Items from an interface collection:
----------
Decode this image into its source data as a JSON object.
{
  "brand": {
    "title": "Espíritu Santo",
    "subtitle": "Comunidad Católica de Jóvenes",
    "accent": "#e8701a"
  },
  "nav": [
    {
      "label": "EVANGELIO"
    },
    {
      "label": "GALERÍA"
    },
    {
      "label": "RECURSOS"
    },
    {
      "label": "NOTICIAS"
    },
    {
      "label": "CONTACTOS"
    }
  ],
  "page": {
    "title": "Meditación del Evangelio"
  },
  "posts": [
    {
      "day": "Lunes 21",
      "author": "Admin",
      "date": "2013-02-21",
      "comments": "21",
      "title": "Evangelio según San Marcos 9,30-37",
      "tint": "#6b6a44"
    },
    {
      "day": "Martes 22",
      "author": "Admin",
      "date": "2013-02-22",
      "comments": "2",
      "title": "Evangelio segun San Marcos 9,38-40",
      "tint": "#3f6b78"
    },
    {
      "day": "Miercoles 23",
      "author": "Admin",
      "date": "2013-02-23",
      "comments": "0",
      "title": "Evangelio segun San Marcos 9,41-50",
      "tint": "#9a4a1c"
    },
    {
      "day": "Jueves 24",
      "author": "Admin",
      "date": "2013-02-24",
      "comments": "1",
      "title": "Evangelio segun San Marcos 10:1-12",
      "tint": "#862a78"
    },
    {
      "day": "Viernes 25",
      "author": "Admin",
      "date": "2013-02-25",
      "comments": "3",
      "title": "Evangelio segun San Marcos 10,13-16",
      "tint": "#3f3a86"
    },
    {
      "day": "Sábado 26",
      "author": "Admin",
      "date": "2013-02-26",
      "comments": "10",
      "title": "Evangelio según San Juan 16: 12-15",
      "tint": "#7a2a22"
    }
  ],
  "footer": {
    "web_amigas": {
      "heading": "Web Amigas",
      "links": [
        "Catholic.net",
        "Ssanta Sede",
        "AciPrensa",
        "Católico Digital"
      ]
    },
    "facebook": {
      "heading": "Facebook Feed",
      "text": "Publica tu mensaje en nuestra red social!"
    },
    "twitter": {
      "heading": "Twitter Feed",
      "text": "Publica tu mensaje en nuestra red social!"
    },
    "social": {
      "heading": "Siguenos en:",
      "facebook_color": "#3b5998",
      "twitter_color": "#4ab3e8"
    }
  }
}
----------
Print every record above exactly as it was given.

[Result of this exercise]
Decode this image into its source data as a JSON object.
{
  "brand": {
    "title": "Espíritu Santo",
    "subtitle": "Comunidad Católica de Jóvenes",
    "accent": "#e8701a"
  },
  "nav": [
    {
      "label": "EVANGELIO"
    },
    {
      "label": "GALERÍA"
    },
    {
      "label": "RECURSOS"
    },
    {
      "label": "NOTICIAS"
    },
    {
      "label": "CONTACTOS"
    }
  ],
  "page": {
    "title": "Meditación del Evangelio"
  },
  "posts": [
    {
      "day": "Lunes 21",
      "author": "Admin",
      "date": "2013-02-21",
      "comments": "21",
      "title": "Evangelio según San Marcos 9,30-37",
      "tint": "#6b6a44"
    },
    {
      "day": "Martes 22",
      "author": "Admin",
      "date": "2013-02-22",
      "comments": "2",
      "title": "Evangelio segun San Marcos 9,38-40",
      "tint": "#3f6b78"
    },
    {
      "day": "Miercoles 23",
      "author": "Admin",
      "date": "2013-02-23",
      "comments": "0",
      "title": "Evangelio segun San Marcos 9,41-50",
      "tint": "#9a4a1c"
    },
    {
      "day": "Jueves 24",
      "author": "Admin",
      "date": "2013-02-24",
      "comments": "1",
      "title": "Evangelio segun San Marcos 10:1-12",
      "tint": "#862a78"
    },
    {
      "day": "Viernes 25",
      "author": "Admin",
      "date": "2013-02-25",
      "comments": "3",
      "title": "Evangelio segun San Marcos 10,13-16",
      "tint": "#3f3a86"
    },
    {
      "day": "Sábado 26",
      "author": "Admin",
      "date": "2013-02-26",
      "comments": "10",
      "title": "Evangelio según San Juan 16: 12-15",
      "tint": "#7a2a22"
    }
  ],
  "footer": {
    "web_amigas": {
      "heading": "Web Amigas",
      "links": [
        "Catholic.net",
        "Ssanta Sede",
        "AciPrensa",
        "Católico Digital"
      ]
    },
    "facebook": {
      "heading": "Facebook Feed",
      "text": "Publica tu mensaje en nuestra red social!"
    },
    "twitter": {
      "heading": "Twitter Feed",
      "text": "Publica tu mensaje en nuestra red social!"
    },
    "social": {
      "heading": "Siguenos en:",
      "facebook_color": "#3b5998",
      "twitter_color": "#4ab3e8"
    }
  }
}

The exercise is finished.